Nothing but the records beneath, reproduced exactly, should appear in the answer.

====== Listed records

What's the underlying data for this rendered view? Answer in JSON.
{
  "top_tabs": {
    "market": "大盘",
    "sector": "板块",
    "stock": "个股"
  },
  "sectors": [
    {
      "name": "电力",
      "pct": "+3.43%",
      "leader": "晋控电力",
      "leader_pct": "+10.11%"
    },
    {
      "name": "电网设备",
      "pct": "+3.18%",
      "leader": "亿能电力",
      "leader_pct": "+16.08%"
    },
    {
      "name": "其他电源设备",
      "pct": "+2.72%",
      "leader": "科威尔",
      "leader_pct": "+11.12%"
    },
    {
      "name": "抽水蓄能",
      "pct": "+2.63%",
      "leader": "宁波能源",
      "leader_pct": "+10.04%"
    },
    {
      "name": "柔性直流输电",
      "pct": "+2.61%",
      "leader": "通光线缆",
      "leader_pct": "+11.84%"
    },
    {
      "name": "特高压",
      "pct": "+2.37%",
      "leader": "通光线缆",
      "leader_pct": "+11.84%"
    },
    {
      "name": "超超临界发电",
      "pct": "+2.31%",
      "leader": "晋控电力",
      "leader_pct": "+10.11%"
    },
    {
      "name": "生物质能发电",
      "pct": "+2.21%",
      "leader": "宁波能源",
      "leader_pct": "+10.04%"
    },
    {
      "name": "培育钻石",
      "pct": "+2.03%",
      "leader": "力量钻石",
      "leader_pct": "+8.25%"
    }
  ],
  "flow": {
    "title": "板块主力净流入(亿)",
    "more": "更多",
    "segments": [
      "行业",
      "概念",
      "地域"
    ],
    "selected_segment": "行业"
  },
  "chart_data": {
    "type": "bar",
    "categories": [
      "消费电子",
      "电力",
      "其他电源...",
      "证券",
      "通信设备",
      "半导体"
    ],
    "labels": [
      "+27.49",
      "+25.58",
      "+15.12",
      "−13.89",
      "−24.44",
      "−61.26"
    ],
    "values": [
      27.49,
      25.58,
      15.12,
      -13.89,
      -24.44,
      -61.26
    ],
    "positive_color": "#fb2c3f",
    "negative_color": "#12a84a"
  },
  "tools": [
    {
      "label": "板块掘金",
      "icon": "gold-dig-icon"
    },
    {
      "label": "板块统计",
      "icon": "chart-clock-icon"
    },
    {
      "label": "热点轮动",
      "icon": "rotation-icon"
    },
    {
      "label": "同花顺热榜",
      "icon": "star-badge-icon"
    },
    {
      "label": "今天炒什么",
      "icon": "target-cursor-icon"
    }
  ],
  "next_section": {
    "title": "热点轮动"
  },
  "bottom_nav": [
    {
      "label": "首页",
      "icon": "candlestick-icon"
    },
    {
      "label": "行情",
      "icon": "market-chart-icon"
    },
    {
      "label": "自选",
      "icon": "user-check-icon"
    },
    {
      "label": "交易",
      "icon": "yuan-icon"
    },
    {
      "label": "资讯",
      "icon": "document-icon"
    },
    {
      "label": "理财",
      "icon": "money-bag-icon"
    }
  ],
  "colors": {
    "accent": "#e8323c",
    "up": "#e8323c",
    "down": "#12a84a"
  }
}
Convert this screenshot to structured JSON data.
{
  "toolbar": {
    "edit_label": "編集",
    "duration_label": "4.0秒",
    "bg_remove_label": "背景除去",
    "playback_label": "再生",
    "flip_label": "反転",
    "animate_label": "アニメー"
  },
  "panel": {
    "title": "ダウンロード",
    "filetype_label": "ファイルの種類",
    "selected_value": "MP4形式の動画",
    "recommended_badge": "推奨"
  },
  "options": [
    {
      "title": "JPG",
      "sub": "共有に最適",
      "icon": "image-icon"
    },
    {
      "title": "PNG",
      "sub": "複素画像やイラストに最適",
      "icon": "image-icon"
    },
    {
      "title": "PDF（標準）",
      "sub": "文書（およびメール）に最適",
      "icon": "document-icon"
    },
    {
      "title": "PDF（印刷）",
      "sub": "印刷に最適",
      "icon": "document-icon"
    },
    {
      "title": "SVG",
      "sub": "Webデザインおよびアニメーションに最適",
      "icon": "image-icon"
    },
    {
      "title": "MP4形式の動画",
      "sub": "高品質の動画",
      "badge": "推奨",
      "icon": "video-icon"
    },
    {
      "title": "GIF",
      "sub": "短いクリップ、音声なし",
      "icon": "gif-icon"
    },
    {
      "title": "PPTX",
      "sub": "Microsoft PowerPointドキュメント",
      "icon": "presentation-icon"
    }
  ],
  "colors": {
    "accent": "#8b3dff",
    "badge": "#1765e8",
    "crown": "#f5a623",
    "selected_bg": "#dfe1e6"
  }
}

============

■ **Result**:
What's the underlying data for this rendered view? Answer in JSON.
{
  "top_tabs": {
    "market": "大盘",
    "sector": "板块",
    "stock": "个股"
  },
  "sectors": [
    {
      "name": "电力",
      "pct": "+3.43%",
      "leader": "晋控电力",
      "leader_pct": "+10.11%"
    },
    {
      "name": "电网设备",
      "pct": "+3.18%",
      "leader": "亿能电力",
      "leader_pct": "+16.08%"
    },
    {
      "name": "其他电源设备",
      "pct": "+2.72%",
      "leader": "科威尔",
      "leader_pct": "+11.12%"
    },
    {
      "name": "抽水蓄能",
      "pct": "+2.63%",
      "leader": "宁波能源",
      "leader_pct": "+10.04%"
    },
    {
      "name": "柔性直流输电",
      "pct": "+2.61%",
      "leader": "通光线缆",
      "leader_pct": "+11.84%"
    },
    {
      "name": "特高压",
      "pct": "+2.37%",
      "leader": "通光线缆",
      "leader_pct": "+11.84%"
    },
    {
      "name": "超超临界发电",
      "pct": "+2.31%",
      "leader": "晋控电力",
      "leader_pct": "+10.11%"
    },
    {
      "name": "生物质能发电",
      "pct": "+2.21%",
      "leader": "宁波能源",
      "leader_pct": "+10.04%"
    },
    {
      "name": "培育钻石",
      "pct": "+2.03%",
      "leader": "力量钻石",
      "leader_pct": "+8.25%"
    }
  ],
  "flow": {
    "title": "板块主力净流入(亿)",
    "more": "更多",
    "segments": [
      "行业",
      "概念",
      "地域"
    ],
    "selected_segment": "行业"
  },
  "chart_data": {
    "type": "bar",
    "categories": [
      "消费电子",
      "电力",
      "其他电源...",
      "证券",
      "通信设备",
      "半导体"
    ],
    "labels": [
      "+27.49",
      "+25.58",
      "+15.12",
      "−13.89",
      "−24.44",
      "−61.26"
    ],
    "values": [
      27.49,
      25.58,
      15.12,
      -13.89,
      -24.44,
      -61.26
    ],
    "positive_color": "#fb2c3f",
    "negative_color": "#12a84a"
  },
  "tools": [
    {
      "label": "板块掘金",
      "icon": "gold-dig-icon"
    },
    {
      "label": "板块统计",
      "icon": "chart-clock-icon"
    },
    {
      "label": "热点轮动",
      "icon": "rotation-icon"
    },
    {
      "label": "同花顺热榜",
      "icon": "star-badge-icon"
    },
    {
      "label": "今天炒什么",
      "icon": "target-cursor-icon"
    }
  ],
  "next_section": {
    "title": "热点轮动"
  },
  "bottom_nav": [
    {
      "label": "首页",
      "icon": "candlestick-icon"
    },
    {
      "label": "行情",
      "icon": "market-chart-icon"
    },
    {
      "label": "自选",
      "icon": "user-check-icon"
    },
    {
      "label": "交易",
      "icon": "yuan-icon"
    },
    {
      "label": "资讯",
      "icon": "document-icon"
    },
    {
      "label": "理财",
      "icon": "money-bag-icon"
    }
  ],
  "colors": {
    "accent": "#e8323c",
    "up": "#e8323c",
    "down": "#12a84a"
  }
}
Convert this screenshot to structured JSON data.
{
  "toolbar": {
    "edit_label": "編集",
    "duration_label": "4.0秒",
    "bg_remove_label": "背景除去",
    "playback_label": "再生",
    "flip_label": "反転",
    "animate_label": "アニメー"
  },
  "panel": {
    "title": "ダウンロード",
    "filetype_label": "ファイルの種類",
    "selected_value": "MP4形式の動画",
    "recommended_badge": "推奨"
  },
  "options": [
    {
      "title": "JPG",
      "sub": "共有に最適",
      "icon": "image-icon"
    },
    {
      "title": "PNG",
      "sub": "複素画像やイラストに最適",
      "icon": "image-icon"
    },
    {
      "title": "PDF（標準）",
      "sub": "文書（およびメール）に最適",
      "icon": "document-icon"
    },
    {
      "title": "PDF（印刷）",
      "sub": "印刷に最適",
      "icon": "document-icon"
    },
    {
      "title": "SVG",
      "sub": "Webデザインおよびアニメーションに最適",
      "icon": "image-icon"
    },
    {
      "title": "MP4形式の動画",
      "sub": "高品質の動画",
      "badge": "推奨",
      "icon": "video-icon"
    },
    {
      "title": "GIF",
      "sub": "短いクリップ、音声なし",
      "icon": "gif-icon"
    },
    {
      "title": "PPTX",
      "sub": "Microsoft PowerPointドキュメント",
      "icon": "presentation-icon"
    }
  ],
  "colors": {
    "accent": "#8b3dff",
    "badge": "#1765e8",
    "crown": "#f5a623",
    "selected_bg": "#dfe1e6"
  }
}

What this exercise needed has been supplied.